The practical applications
When DVLA receives requests for information from individuals and private organisations as diverse as car parking and trespass management companies, solicitors, finance houses and property managers, they check all applications to make sure they meet "reasonable cause".
How many data enquiries to DVLA?
Analysis & chart
Worrying developments with classic car theft
Following the release of our NEWS item on 10th December 2020 on an article seen in the Daily Telegraph that day, where Dr Ken German highlighted some worrying developments with car theft and how thieves are targetting classic cars, fellow V8 member Peter Nixon mentioned he was concerned that some car thieves may be able to obtain information from DVLA on where a classic car is located.

Chris Hunt Cooke comments "DVLA were always supposed only to release information to those who could show reasonable cause to require it, but I think they tightened up after rows about 'cowboy clampers'. The DVLA information note sets out on the data release procedure. Other areas have also tightened up, an MOT history check of a vehicle no longer shows the MOT garage concerned or its location and the new form V5C no longer shows the details of previous keepers. If you were looking for a classic car to steal, car club websites and magazines might be a good source of information, with photos of cars and the names of their owners, and once the owner is identified a website such as 192.com would help to track down their address".

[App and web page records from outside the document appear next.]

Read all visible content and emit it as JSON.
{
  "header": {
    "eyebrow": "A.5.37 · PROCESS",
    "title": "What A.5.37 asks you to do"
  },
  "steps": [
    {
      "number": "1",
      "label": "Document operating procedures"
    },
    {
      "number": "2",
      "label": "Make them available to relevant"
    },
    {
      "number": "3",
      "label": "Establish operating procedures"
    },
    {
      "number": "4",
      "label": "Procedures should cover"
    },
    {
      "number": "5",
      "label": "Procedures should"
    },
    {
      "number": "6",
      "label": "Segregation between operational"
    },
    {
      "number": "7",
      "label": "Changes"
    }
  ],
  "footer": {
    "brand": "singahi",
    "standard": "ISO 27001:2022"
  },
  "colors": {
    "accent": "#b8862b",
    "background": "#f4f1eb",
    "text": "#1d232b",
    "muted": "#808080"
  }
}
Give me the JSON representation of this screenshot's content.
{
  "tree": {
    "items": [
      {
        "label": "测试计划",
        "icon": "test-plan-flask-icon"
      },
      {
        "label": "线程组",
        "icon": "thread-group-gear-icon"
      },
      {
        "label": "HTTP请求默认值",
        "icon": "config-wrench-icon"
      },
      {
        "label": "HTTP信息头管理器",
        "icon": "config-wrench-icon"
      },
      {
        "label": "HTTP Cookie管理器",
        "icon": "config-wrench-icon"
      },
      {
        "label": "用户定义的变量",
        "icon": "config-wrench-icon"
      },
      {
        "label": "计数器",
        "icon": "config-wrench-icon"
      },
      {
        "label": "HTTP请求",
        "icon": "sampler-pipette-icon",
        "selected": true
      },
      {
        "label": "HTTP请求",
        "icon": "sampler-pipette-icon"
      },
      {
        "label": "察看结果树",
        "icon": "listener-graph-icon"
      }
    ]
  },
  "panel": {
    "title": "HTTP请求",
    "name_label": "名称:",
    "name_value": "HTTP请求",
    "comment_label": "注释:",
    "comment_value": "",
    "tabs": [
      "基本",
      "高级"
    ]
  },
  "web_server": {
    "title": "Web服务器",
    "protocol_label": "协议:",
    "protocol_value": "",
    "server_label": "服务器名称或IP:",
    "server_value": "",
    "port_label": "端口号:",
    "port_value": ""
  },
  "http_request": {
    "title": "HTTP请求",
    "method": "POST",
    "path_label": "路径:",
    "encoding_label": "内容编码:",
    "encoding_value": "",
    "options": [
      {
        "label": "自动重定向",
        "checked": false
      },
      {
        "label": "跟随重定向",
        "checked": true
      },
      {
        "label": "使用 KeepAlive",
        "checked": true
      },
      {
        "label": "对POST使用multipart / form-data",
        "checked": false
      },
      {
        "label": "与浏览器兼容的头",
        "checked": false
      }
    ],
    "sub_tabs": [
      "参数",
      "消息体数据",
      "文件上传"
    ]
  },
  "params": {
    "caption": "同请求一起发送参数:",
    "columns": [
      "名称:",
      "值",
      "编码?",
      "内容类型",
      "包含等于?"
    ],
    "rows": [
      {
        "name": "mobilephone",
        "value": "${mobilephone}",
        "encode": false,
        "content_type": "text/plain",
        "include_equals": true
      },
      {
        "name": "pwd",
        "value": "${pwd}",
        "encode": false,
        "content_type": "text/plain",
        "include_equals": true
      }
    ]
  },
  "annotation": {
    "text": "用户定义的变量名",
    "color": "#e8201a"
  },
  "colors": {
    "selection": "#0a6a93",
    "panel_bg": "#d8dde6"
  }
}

Chris adds "I think that if someone is determined to steal your car, it is very difficult to stop them and the best you can do is to make it more difficult so that they give up and move on to an easier proposition. I was interested to see that an external steering wheel lock was suggested in the Daily Telegraph article. I have long thought that has advantages, by the time someone discovers that the car will not start because of an immobiliser or hidden switch, a lot of damage may have been done in the process of breaking in, whereas the sight of a steering wheel lock seen through the side window would hopefully dissuade the thief from breaking the window. I think immobilisers are the work of the devil, causing far more problems for the car's owner than for a thief.

Some people get a bit paranoid about car theft and I think that installing telescopic security pollards is tending in that direction. All a thief needs is a low-loader with a winch and a length of chain. Even if your fix up one of those CCTV security cameras to record your property when you are not at home, operation one for the thieves is to pull the garage doors open with the chain, then pull the bollard out of the ground, then winch the car up onto the low-loader and away they go! People can work very quickly when the adrenaline kicks in. A friend who does store security had a CCTV camera installed monitoring his drive because the distinctive door mirrors kept getting stolen from his BMW M3 he parked there. Sure enough, he collected a video next time it happened, but the thief had a scarf pulled up and a cap pulled down, so there was no chance at all of recognising him. The amazing thing was the speed at which he worked - it took him literally seconds to detach the two mirrors and be off on his merry way".

Victor Smith adds "a concealed tracker together with a 24/7 support and recovery service does enable the location of the car to be known and the recovery service team can work closely with the police to get a successful recovery of the vehicle. Unlike most reports of car thefts, having the knowledge of where a stolen car is raises the chances of the getting the active involvement of the police working to recover the car. Simple reports that a car has been stolen can easily become an admin matter of recording the fact, distributing information with the limited hope the car might be spotted so recovery might be possible".

What theft protection measures would you take?
The type of theft protection a classic car owner feels is worthwhile and affordable for their car will vary depending on their awareness of the theft risks and the extent to which they feel those risks are a concern to the extent anti-theft protection is necessary. It's worth visiting the Classic Tracker website to see what they offer. Classic Tracker